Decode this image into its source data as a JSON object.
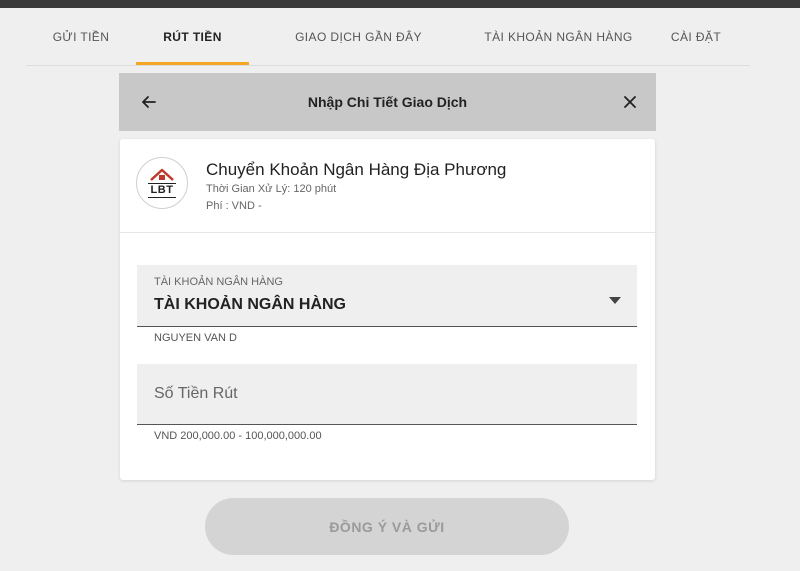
{
  "tabs": [
    {
      "label": "GỬI TIỀN"
    },
    {
      "label": "RÚT TIỀN",
      "active": true
    },
    {
      "label": "GIAO DỊCH GẦN ĐÂY"
    },
    {
      "label": "TÀI KHOẢN NGÂN HÀNG"
    },
    {
      "label": "CÀI ĐẶT"
    }
  ],
  "header": {
    "title": "Nhập Chi Tiết Giao Dịch",
    "back_icon": "arrow-left-icon",
    "close_icon": "close-icon"
  },
  "bank": {
    "logo_text": "LBT",
    "name": "Chuyển Khoản Ngân Hàng Địa Phương",
    "processing_time": "Thời Gian Xử Lý: 120 phút",
    "fee": "Phí : VND -"
  },
  "account_select": {
    "label": "TÀI KHOẢN NGÂN HÀNG",
    "value": "TÀI KHOẢN NGÂN HÀNG",
    "holder": "NGUYEN VAN D"
  },
  "amount": {
    "placeholder": "Số Tiền Rút",
    "value": "",
    "range": "VND 200,000.00 - 100,000,000.00"
  },
  "submit": {
    "label": "ĐỒNG Ý VÀ GỬI"
  },
  "colors": {
    "accent": "#f5a623",
    "header_bg": "#c8c8c8",
    "page_bg": "#efefef",
    "button_disabled_bg": "#d4d4d4"
  }
}
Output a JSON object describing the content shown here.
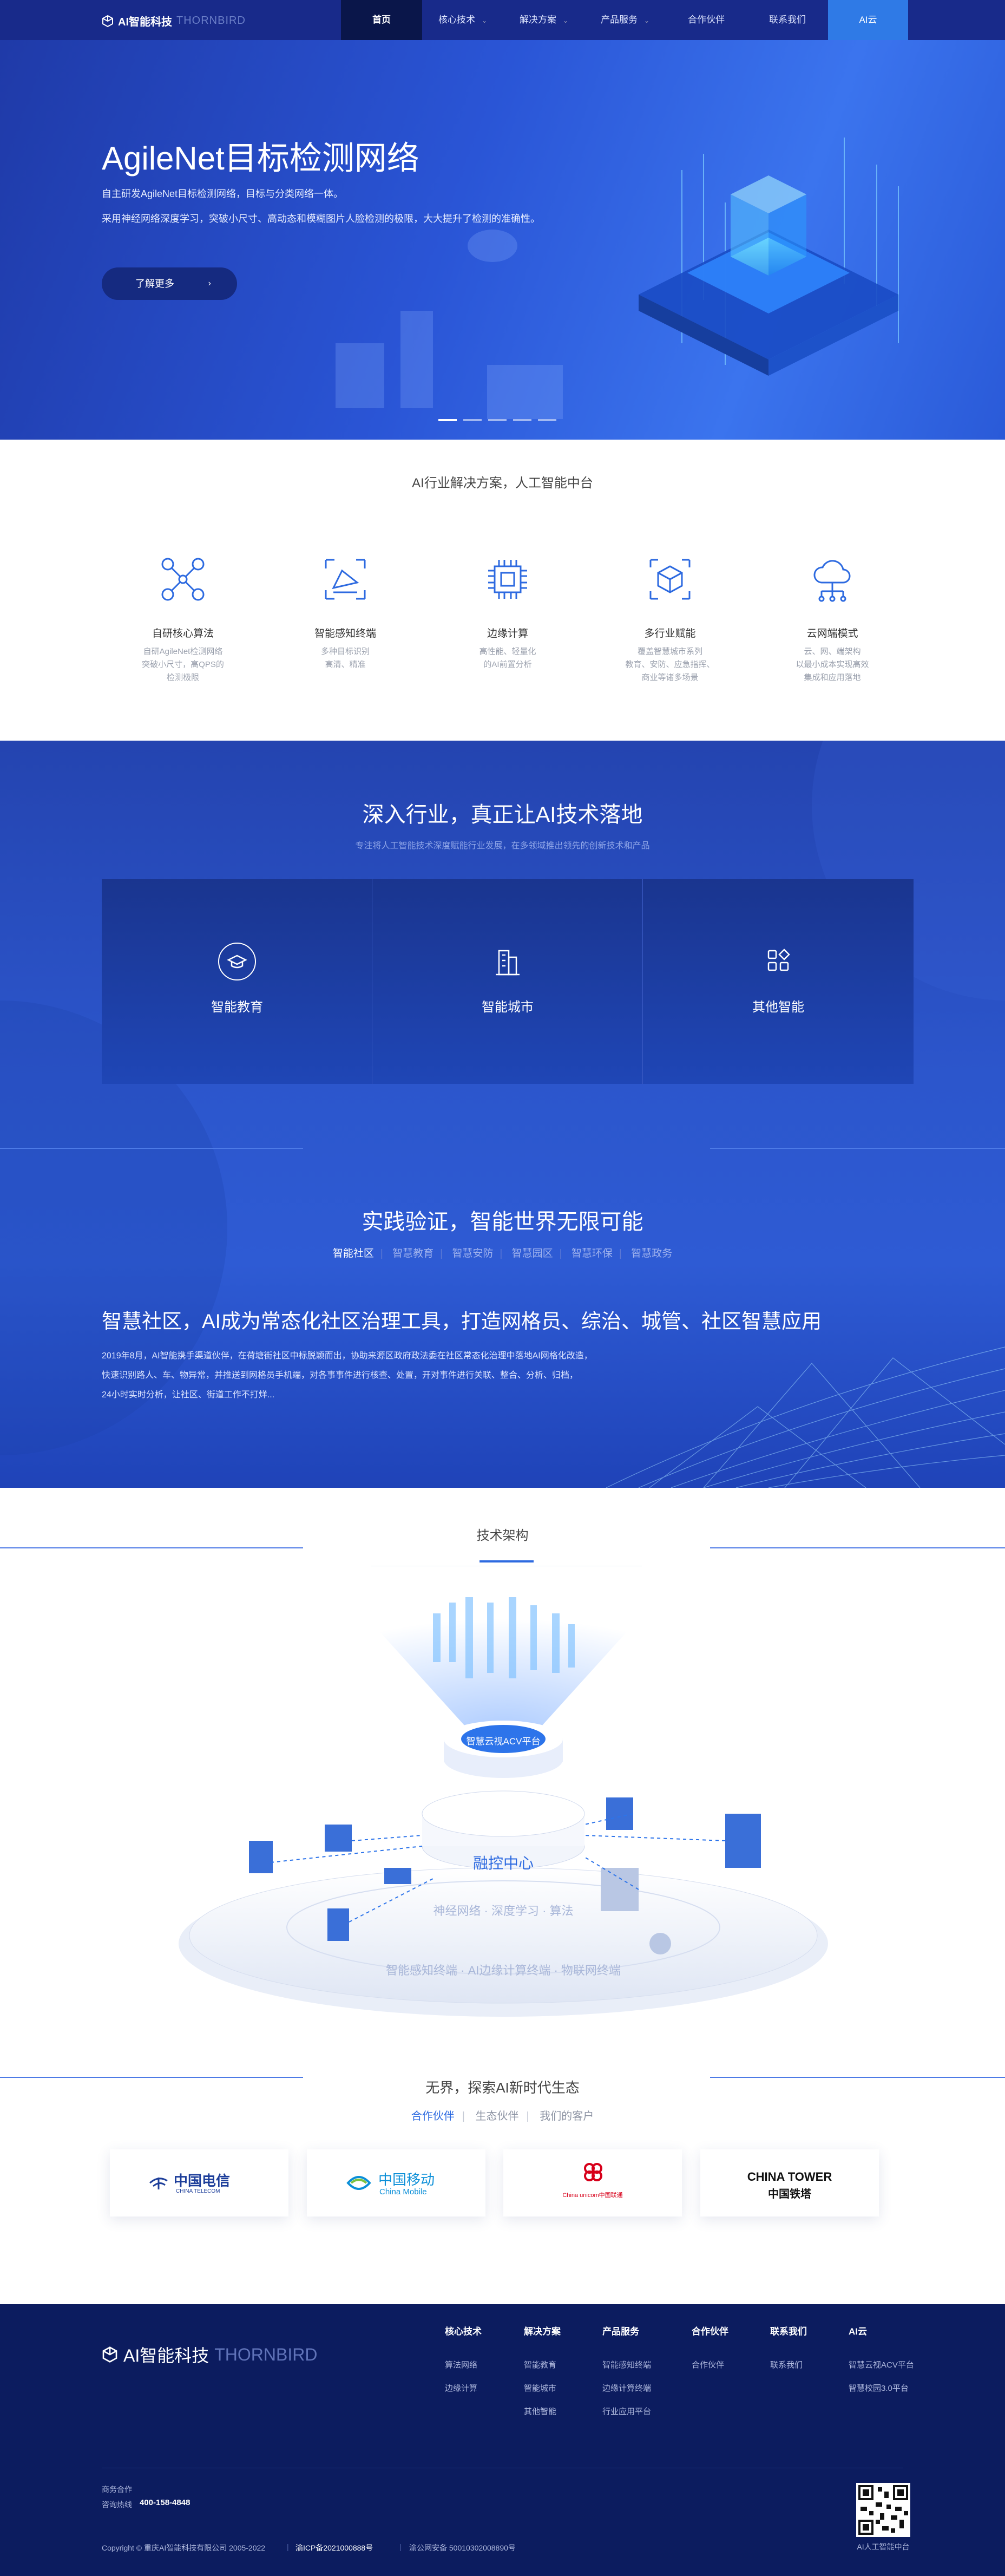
{
  "header": {
    "logo_text": "AI智能科技",
    "logo_en": "THORNBIRD",
    "nav": [
      {
        "label": "首页",
        "active": true
      },
      {
        "label": "核心技术",
        "dropdown": true
      },
      {
        "label": "解决方案",
        "dropdown": true
      },
      {
        "label": "产品服务",
        "dropdown": true
      },
      {
        "label": "合作伙伴"
      },
      {
        "label": "联系我们"
      },
      {
        "label": "AI云",
        "highlight": true
      }
    ]
  },
  "hero": {
    "title": "AgileNet目标检测网络",
    "desc1": "自主研发AgileNet目标检测网络，目标与分类网络一体。",
    "desc2": "采用神经网络深度学习，突破小尺寸、高动态和模糊图片人脸检测的极限，大大提升了检测的准确性。",
    "button": "了解更多",
    "slides": 5,
    "active_slide": 1
  },
  "solutions": {
    "title": "AI行业解决方案，人工智能中台",
    "items": [
      {
        "icon": "neural-algorithm-icon",
        "name": "自研核心算法",
        "desc": "自研AgileNet检测网络\n突破小尺寸，高QPS的\n检测极限"
      },
      {
        "icon": "camera-sensing-icon",
        "name": "智能感知终端",
        "desc": "多种目标识别\n高清、精准"
      },
      {
        "icon": "chip-icon",
        "name": "边缘计算",
        "desc": "高性能、轻量化\n的AI前置分析"
      },
      {
        "icon": "cube-scan-icon",
        "name": "多行业赋能",
        "desc": "覆盖智慧城市系列\n教育、安防、应急指挥、\n商业等诸多场景"
      },
      {
        "icon": "cloud-network-icon",
        "name": "云网端模式",
        "desc": "云、网、端架构\n以最小成本实现高效\n集成和应用落地"
      }
    ]
  },
  "industry": {
    "title": "深入行业，真正让AI技术落地",
    "subtitle": "专注将人工智能技术深度赋能行业发展，在多领域推出领先的创新技术和产品",
    "cards": [
      {
        "icon": "graduation-cap-icon",
        "label": "智能教育"
      },
      {
        "icon": "city-buildings-icon",
        "label": "智能城市"
      },
      {
        "icon": "apps-grid-icon",
        "label": "其他智能"
      }
    ]
  },
  "practice": {
    "title": "实践验证，智能世界无限可能",
    "tabs": [
      "智能社区",
      "智慧教育",
      "智慧安防",
      "智慧园区",
      "智慧环保",
      "智慧政务"
    ],
    "active_tab": 0,
    "case_title": "智慧社区，AI成为常态化社区治理工具，打造网格员、综治、城管、社区智慧应用",
    "paragraphs": [
      "2019年8月，AI智能携手渠道伙伴，在荷塘街社区中标脱颖而出，协助来源区政府政法委在社区常态化治理中落地AI网格化改造，",
      "快速识别路人、车、物异常，并推送到网格员手机端，对各事事件进行核查、处置，开对事件进行关联、整合、分析、归档，",
      "24小时实时分析，让社区、街道工作不打烊..."
    ]
  },
  "architecture": {
    "title": "技术架构",
    "platform_label": "智慧云视ACV平台",
    "hub_label": "融控中心",
    "ring1": "神经网络 · 深度学习 · 算法",
    "ring2": "智能感知终端 · AI边缘计算终端 · 物联网终端"
  },
  "partners": {
    "title": "无界，探索AI新时代生态",
    "tabs": [
      "合作伙伴",
      "生态伙伴",
      "我们的客户"
    ],
    "active_tab": 0,
    "logos": [
      {
        "name": "中国电信",
        "en": "CHINA TELECOM",
        "color": "#1d3e9a"
      },
      {
        "name": "中国移动",
        "en": "China Mobile",
        "color": "#0b8fd8"
      },
      {
        "name": "中国联通",
        "en": "China unicom中国联通",
        "color": "#d7001a"
      },
      {
        "name": "中国铁塔",
        "en": "CHINA TOWER",
        "color": "#111111"
      }
    ]
  },
  "footer": {
    "logo_text": "AI智能科技",
    "logo_en": "THORNBIRD",
    "columns": [
      {
        "title": "核心技术",
        "links": [
          "算法网络",
          "边缘计算"
        ]
      },
      {
        "title": "解决方案",
        "links": [
          "智能教育",
          "智能城市",
          "其他智能"
        ]
      },
      {
        "title": "产品服务",
        "links": [
          "智能感知终端",
          "边缘计算终端",
          "行业应用平台"
        ]
      },
      {
        "title": "合作伙伴",
        "links": [
          "合作伙伴"
        ]
      },
      {
        "title": "联系我们",
        "links": [
          "联系我们"
        ]
      },
      {
        "title": "AI云",
        "links": [
          "智慧云视ACV平台",
          "智慧校园3.0平台"
        ]
      }
    ],
    "business": "商务合作",
    "hotline_label": "咨询热线",
    "hotline": "400-158-4848",
    "copyright": "Copyright © 重庆AI智能科技有限公司 2005-2022",
    "icp": "渝ICP备2021000888号",
    "police": "渝公网安备 50010302008890号",
    "qr_caption": "AI人工智能中台"
  }
}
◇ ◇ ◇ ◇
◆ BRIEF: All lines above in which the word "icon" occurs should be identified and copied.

◆ OUTPUT FOR THIS TASK:
    "back_icon": "arrow-left-icon",
    "close_icon": "close-icon"
        "icon": "neural-algorithm-icon",
        "icon": "camera-sensing-icon",
        "icon": "chip-icon",
        "icon": "cube-scan-icon",
        "icon": "cloud-network-icon",
        "icon": "graduation-cap-icon",
        "icon": "city-buildings-icon",
        "icon": "apps-grid-icon",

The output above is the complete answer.